THE PROBLEM :: Although the entries contain pictures, only their text goes into the copy, set down exactly.

SUPPLIED MATERIAL ::
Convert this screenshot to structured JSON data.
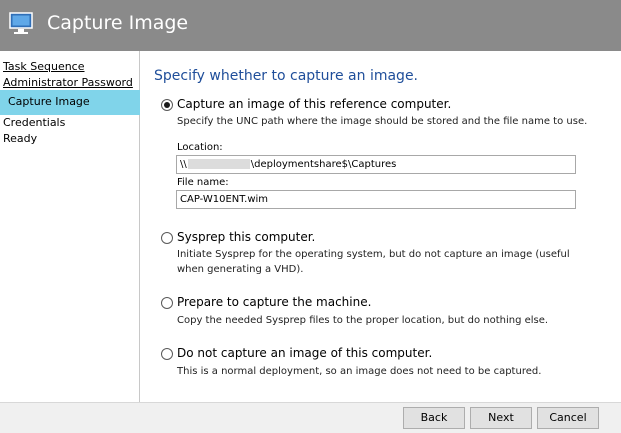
{
  "window": {
    "title": "Capture Image"
  },
  "sidebar": {
    "items": [
      {
        "label": "Task Sequence"
      },
      {
        "label": "Administrator Password"
      },
      {
        "label": "Capture Image"
      },
      {
        "label": "Credentials"
      },
      {
        "label": "Ready"
      }
    ]
  },
  "main": {
    "heading": "Specify whether to capture an image.",
    "options": [
      {
        "label": "Capture an image of this reference computer.",
        "selected": true,
        "description": "Specify the UNC path where the image should be stored and the file name to use."
      },
      {
        "label": "Sysprep this computer.",
        "selected": false,
        "description": "Initiate Sysprep for the operating system, but do not capture an image (useful when generating a VHD)."
      },
      {
        "label": "Prepare to capture the machine.",
        "selected": false,
        "description": "Copy the needed Sysprep files to the proper location, but do nothing else."
      },
      {
        "label": "Do not capture an image of this computer.",
        "selected": false,
        "description": "This is a normal deployment, so an image does not need to be captured."
      }
    ],
    "location": {
      "label": "Location:",
      "value_prefix": "\\\\",
      "value_suffix": "\\deploymentshare$\\Captures"
    },
    "filename": {
      "label": "File name:",
      "value": "CAP-W10ENT.wim"
    }
  },
  "footer": {
    "back_label": "Back",
    "next_label": "Next",
    "cancel_label": "Cancel"
  },
  "colors": {
    "titlebar": "#8a8a8a",
    "sidebar_selected": "#80d4ea",
    "heading": "#1f4e9a"
  }
}
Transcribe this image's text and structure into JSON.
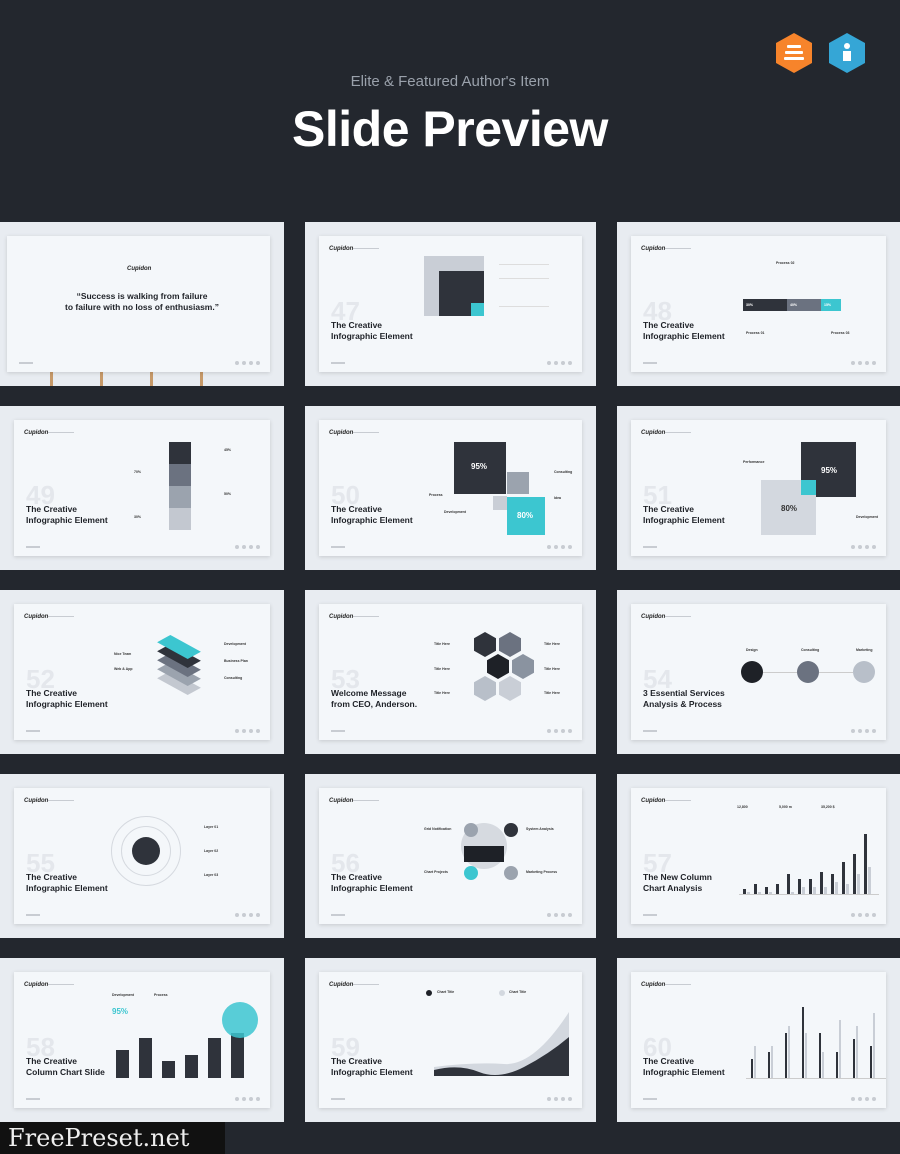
{
  "header": {
    "subtitle": "Elite & Featured Author's Item",
    "title": "Slide Preview"
  },
  "badges": [
    {
      "icon": "elite-author-icon",
      "color": "#f7842b"
    },
    {
      "icon": "featured-author-icon",
      "color": "#35a6d6"
    }
  ],
  "colors": {
    "dark": "#2f333b",
    "accent": "#3cc6d0",
    "mid": "#6b7280",
    "light": "#b8bfc9"
  },
  "logo": "Cupidon",
  "slides": [
    {
      "num": "",
      "title": "“Success is walking from failure\nto failure with no loss of enthusiasm.”"
    },
    {
      "num": "47",
      "title": "The Creative\nInfographic Element"
    },
    {
      "num": "48",
      "title": "The Creative\nInfographic Element",
      "labels": [
        "Process 02",
        "Process 01",
        "Process 03",
        "30%",
        "40%",
        "15%"
      ]
    },
    {
      "num": "49",
      "title": "The Creative\nInfographic Element",
      "labels": [
        "45%",
        "70%",
        "50%",
        "30%"
      ]
    },
    {
      "num": "50",
      "title": "The Creative\nInfographic Element",
      "labels": [
        "95%",
        "80%",
        "Consulting",
        "Process",
        "Idea",
        "Development"
      ]
    },
    {
      "num": "51",
      "title": "The Creative\nInfographic Element",
      "labels": [
        "95%",
        "80%",
        "Performance",
        "Development"
      ]
    },
    {
      "num": "52",
      "title": "The Creative\nInfographic Element",
      "labels": [
        "Development",
        "Business Plan",
        "Consulting",
        "Nice Team",
        "Web & App"
      ]
    },
    {
      "num": "53",
      "title": "Welcome Message\nfrom CEO, Anderson.",
      "labels": [
        "Title Here",
        "Title Here",
        "Title Here",
        "Title Here",
        "Title Here",
        "Title Here"
      ]
    },
    {
      "num": "54",
      "title": "3 Essential Services\nAnalysis & Process",
      "labels": [
        "Design",
        "Consulting",
        "Marketing"
      ]
    },
    {
      "num": "55",
      "title": "The Creative\nInfographic Element",
      "labels": [
        "Layer 01",
        "Layer 02",
        "Layer 03"
      ]
    },
    {
      "num": "56",
      "title": "The Creative\nInfographic Element",
      "labels": [
        "Grid Notification",
        "System Analysis",
        "Chart Projects",
        "Marketing Process"
      ]
    },
    {
      "num": "57",
      "title": "The New Column\nChart Analysis",
      "labels": [
        "12,800",
        "5,000 m",
        "35,200 $"
      ]
    },
    {
      "num": "58",
      "title": "The Creative\nColumn Chart Slide",
      "labels": [
        "Development",
        "Process",
        "95%"
      ]
    },
    {
      "num": "59",
      "title": "The Creative\nInfographic Element",
      "labels": [
        "Chart Title",
        "Chart Title"
      ]
    },
    {
      "num": "60",
      "title": "The Creative\nInfographic Element"
    }
  ],
  "chart57": {
    "dark": [
      2,
      4,
      3,
      4,
      8,
      6,
      6,
      9,
      8,
      13,
      16,
      24
    ],
    "light": [
      1,
      1,
      1,
      0,
      1,
      3,
      3,
      3,
      5,
      4,
      8,
      11
    ]
  },
  "chart58": [
    5,
    7,
    3,
    4,
    7,
    8
  ],
  "chart60": {
    "dark": [
      3,
      4,
      7,
      11,
      7,
      4,
      6,
      5
    ],
    "light": [
      5,
      5,
      8,
      7,
      4,
      9,
      8,
      10
    ]
  },
  "watermark": "FreePreset.net"
}
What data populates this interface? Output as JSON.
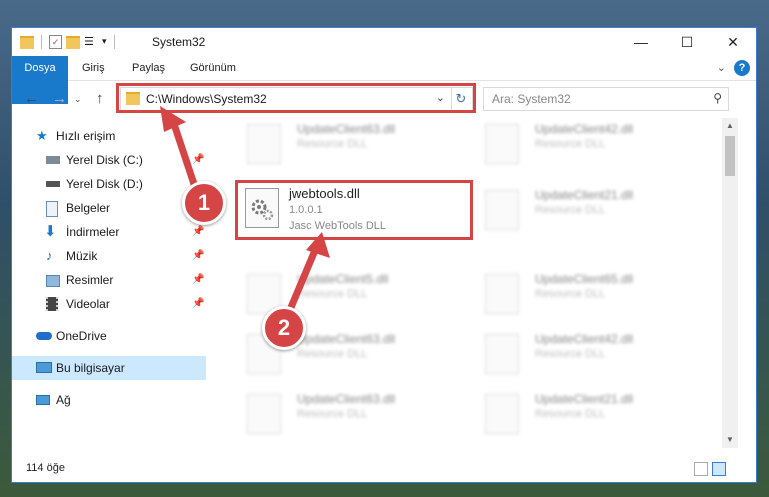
{
  "window": {
    "title": "System32",
    "minimize": "—",
    "maximize": "☐",
    "close": "✕"
  },
  "ribbon": {
    "tabs": [
      "Dosya",
      "Giriş",
      "Paylaş",
      "Görünüm"
    ],
    "help": "?"
  },
  "address": {
    "path": "C:\\Windows\\System32",
    "search_placeholder": "Ara: System32"
  },
  "sidebar": {
    "items": [
      {
        "label": "Hızlı erişim",
        "icon": "star-icon",
        "pinned": false
      },
      {
        "label": "Yerel Disk (C:)",
        "icon": "drive-icon",
        "pinned": true
      },
      {
        "label": "Yerel Disk (D:)",
        "icon": "drive-icon",
        "pinned": false
      },
      {
        "label": "Belgeler",
        "icon": "documents-icon",
        "pinned": true
      },
      {
        "label": "İndirmeler",
        "icon": "downloads-icon",
        "pinned": true
      },
      {
        "label": "Müzik",
        "icon": "music-icon",
        "pinned": true
      },
      {
        "label": "Resimler",
        "icon": "pictures-icon",
        "pinned": true
      },
      {
        "label": "Videolar",
        "icon": "videos-icon",
        "pinned": true
      },
      {
        "label": "OneDrive",
        "icon": "cloud-icon",
        "pinned": false
      },
      {
        "label": "Bu bilgisayar",
        "icon": "computer-icon",
        "pinned": false
      },
      {
        "label": "Ağ",
        "icon": "network-icon",
        "pinned": false
      }
    ]
  },
  "files": {
    "highlighted": {
      "name": "jwebtools.dll",
      "version": "1.0.0.1",
      "description": "Jasc WebTools DLL"
    },
    "left": [
      {
        "name": "UpdateClient63.dll",
        "desc": "Resource DLL"
      },
      {
        "name": "UpdateClient5.dll",
        "desc": "Resource DLL"
      },
      {
        "name": "UpdateClient63.dll",
        "desc": "Resource DLL"
      },
      {
        "name": "UpdateClient63.dll",
        "desc": "Resource DLL"
      }
    ],
    "right": [
      {
        "name": "UpdateClient42.dll",
        "desc": "Resource DLL"
      },
      {
        "name": "UpdateClient21.dll",
        "desc": "Resource DLL"
      },
      {
        "name": "UpdateClient65.dll",
        "desc": "Resource DLL"
      },
      {
        "name": "UpdateClient42.dll",
        "desc": "Resource DLL"
      },
      {
        "name": "UpdateClient21.dll",
        "desc": "Resource DLL"
      }
    ]
  },
  "status": {
    "count": "114 öğe"
  },
  "callouts": [
    "1",
    "2"
  ],
  "colors": {
    "accent": "#1979ca",
    "highlight": "#d64545",
    "selected": "#cce8ff"
  }
}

TASK OUTPUT ::
Convert this screenshot to structured JSON data.
{
  "window": {
    "title": "Capture Image"
  },
  "sidebar": {
    "items": [
      {
        "label": "Task Sequence"
      },
      {
        "label": "Administrator Password"
      },
      {
        "label": "Capture Image"
      },
      {
        "label": "Credentials"
      },
      {
        "label": "Ready"
      }
    ]
  },
  "main": {
    "heading": "Specify whether to capture an image.",
    "options": [
      {
        "label": "Capture an image of this reference computer.",
        "selected": true,
        "description": "Specify the UNC path where the image should be stored and the file name to use."
      },
      {
        "label": "Sysprep this computer.",
        "selected": false,
        "description": "Initiate Sysprep for the operating system, but do not capture an image (useful when generating a VHD)."
      },
      {
        "label": "Prepare to capture the machine.",
        "selected": false,
        "description": "Copy the needed Sysprep files to the proper location, but do nothing else."
      },
      {
        "label": "Do not capture an image of this computer.",
        "selected": false,
        "description": "This is a normal deployment, so an image does not need to be captured."
      }
    ],
    "location": {
      "label": "Location:",
      "value_prefix": "\\\\",
      "value_suffix": "\\deploymentshare$\\Captures"
    },
    "filename": {
      "label": "File name:",
      "value": "CAP-W10ENT.wim"
    }
  },
  "footer": {
    "back_label": "Back",
    "next_label": "Next",
    "cancel_label": "Cancel"
  },
  "colors": {
    "titlebar": "#8a8a8a",
    "sidebar_selected": "#80d4ea",
    "heading": "#1f4e9a"
  }
}
Transcribe this image's text and structure into JSON.
{
  "header": {
    "subtitle": "Elite & Featured Author's Item",
    "title": "Slide Preview"
  },
  "badges": [
    {
      "icon": "elite-author-icon",
      "color": "#f7842b"
    },
    {
      "icon": "featured-author-icon",
      "color": "#35a6d6"
    }
  ],
  "colors": {
    "dark": "#2f333b",
    "accent": "#3cc6d0",
    "mid": "#6b7280",
    "light": "#b8bfc9"
  },
  "logo": "Cupidon",
  "slides": [
    {
      "num": "",
      "title": "“Success is walking from failure\nto failure with no loss of enthusiasm.”"
    },
    {
      "num": "47",
      "title": "The Creative\nInfographic Element"
    },
    {
      "num": "48",
      "title": "The Creative\nInfographic Element",
      "labels": [
        "Process 02",
        "Process 01",
        "Process 03",
        "30%",
        "40%",
        "15%"
      ]
    },
    {
      "num": "49",
      "title": "The Creative\nInfographic Element",
      "labels": [
        "45%",
        "70%",
        "50%",
        "30%"
      ]
    },
    {
      "num": "50",
      "title": "The Creative\nInfographic Element",
      "labels": [
        "95%",
        "80%",
        "Consulting",
        "Process",
        "Idea",
        "Development"
      ]
    },
    {
      "num": "51",
      "title": "The Creative\nInfographic Element",
      "labels": [
        "95%",
        "80%",
        "Performance",
        "Development"
      ]
    },
    {
      "num": "52",
      "title": "The Creative\nInfographic Element",
      "labels": [
        "Development",
        "Business Plan",
        "Consulting",
        "Nice Team",
        "Web & App"
      ]
    },
    {
      "num": "53",
      "title": "Welcome Message\nfrom CEO, Anderson.",
      "labels": [
        "Title Here",
        "Title Here",
        "Title Here",
        "Title Here",
        "Title Here",
        "Title Here"
      ]
    },
    {
      "num": "54",
      "title": "3 Essential Services\nAnalysis & Process",
      "labels": [
        "Design",
        "Consulting",
        "Marketing"
      ]
    },
    {
      "num": "55",
      "title": "The Creative\nInfographic Element",
      "labels": [
        "Layer 01",
        "Layer 02",
        "Layer 03"
      ]
    },
    {
      "num": "56",
      "title": "The Creative\nInfographic Element",
      "labels": [
        "Grid Notification",
        "System Analysis",
        "Chart Projects",
        "Marketing Process"
      ]
    },
    {
      "num": "57",
      "title": "The New Column\nChart Analysis",
      "labels": [
        "12,800",
        "5,000 m",
        "35,200 $"
      ]
    },
    {
      "num": "58",
      "title": "The Creative\nColumn Chart Slide",
      "labels": [
        "Development",
        "Process",
        "95%"
      ]
    },
    {
      "num": "59",
      "title": "The Creative\nInfographic Element",
      "labels": [
        "Chart Title",
        "Chart Title"
      ]
    },
    {
      "num": "60",
      "title": "The Creative\nInfographic Element"
    }
  ],
  "chart57": {
    "dark": [
      2,
      4,
      3,
      4,
      8,
      6,
      6,
      9,
      8,
      13,
      16,
      24
    ],
    "light": [
      1,
      1,
      1,
      0,
      1,
      3,
      3,
      3,
      5,
      4,
      8,
      11
    ]
  },
  "chart58": [
    5,
    7,
    3,
    4,
    7,
    8
  ],
  "chart60": {
    "dark": [
      3,
      4,
      7,
      11,
      7,
      4,
      6,
      5
    ],
    "light": [
      5,
      5,
      8,
      7,
      4,
      9,
      8,
      10
    ]
  },
  "watermark": "FreePreset.net"
}
What data populates this interface? Output as JSON.
{
  "window": {
    "title": "System32",
    "minimize": "—",
    "maximize": "☐",
    "close": "✕"
  },
  "ribbon": {
    "tabs": [
      "Dosya",
      "Giriş",
      "Paylaş",
      "Görünüm"
    ],
    "help": "?"
  },
  "address": {
    "path": "C:\\Windows\\System32",
    "search_placeholder": "Ara: System32"
  },
  "sidebar": {
    "items": [
      {
        "label": "Hızlı erişim",
        "icon": "star-icon",
        "pinned": false
      },
      {
        "label": "Yerel Disk (C:)",
        "icon": "drive-icon",
        "pinned": true
      },
      {
        "label": "Yerel Disk (D:)",
        "icon": "drive-icon",
        "pinned": false
      },
      {
        "label": "Belgeler",
        "icon": "documents-icon",
        "pinned": true
      },
      {
        "label": "İndirmeler",
        "icon": "downloads-icon",
        "pinned": true
      },
      {
        "label": "Müzik",
        "icon": "music-icon",
        "pinned": true
      },
      {
        "label": "Resimler",
        "icon": "pictures-icon",
        "pinned": true
      },
      {
        "label": "Videolar",
        "icon": "videos-icon",
        "pinned": true
      },
      {
        "label": "OneDrive",
        "icon": "cloud-icon",
        "pinned": false
      },
      {
        "label": "Bu bilgisayar",
        "icon": "computer-icon",
        "pinned": false
      },
      {
        "label": "Ağ",
        "icon": "network-icon",
        "pinned": false
      }
    ]
  },
  "files": {
    "highlighted": {
      "name": "jwebtools.dll",
      "version": "1.0.0.1",
      "description": "Jasc WebTools DLL"
    },
    "left": [
      {
        "name": "UpdateClient63.dll",
        "desc": "Resource DLL"
      },
      {
        "name": "UpdateClient5.dll",
        "desc": "Resource DLL"
      },
      {
        "name": "UpdateClient63.dll",
        "desc": "Resource DLL"
      },
      {
        "name": "UpdateClient63.dll",
        "desc": "Resource DLL"
      }
    ],
    "right": [
      {
        "name": "UpdateClient42.dll",
        "desc": "Resource DLL"
      },
      {
        "name": "UpdateClient21.dll",
        "desc": "Resource DLL"
      },
      {
        "name": "UpdateClient65.dll",
        "desc": "Resource DLL"
      },
      {
        "name": "UpdateClient42.dll",
        "desc": "Resource DLL"
      },
      {
        "name": "UpdateClient21.dll",
        "desc": "Resource DLL"
      }
    ]
  },
  "status": {
    "count": "114 öğe"
  },
  "callouts": [
    "1",
    "2"
  ],
  "colors": {
    "accent": "#1979ca",
    "highlight": "#d64545",
    "selected": "#cce8ff"
  }
}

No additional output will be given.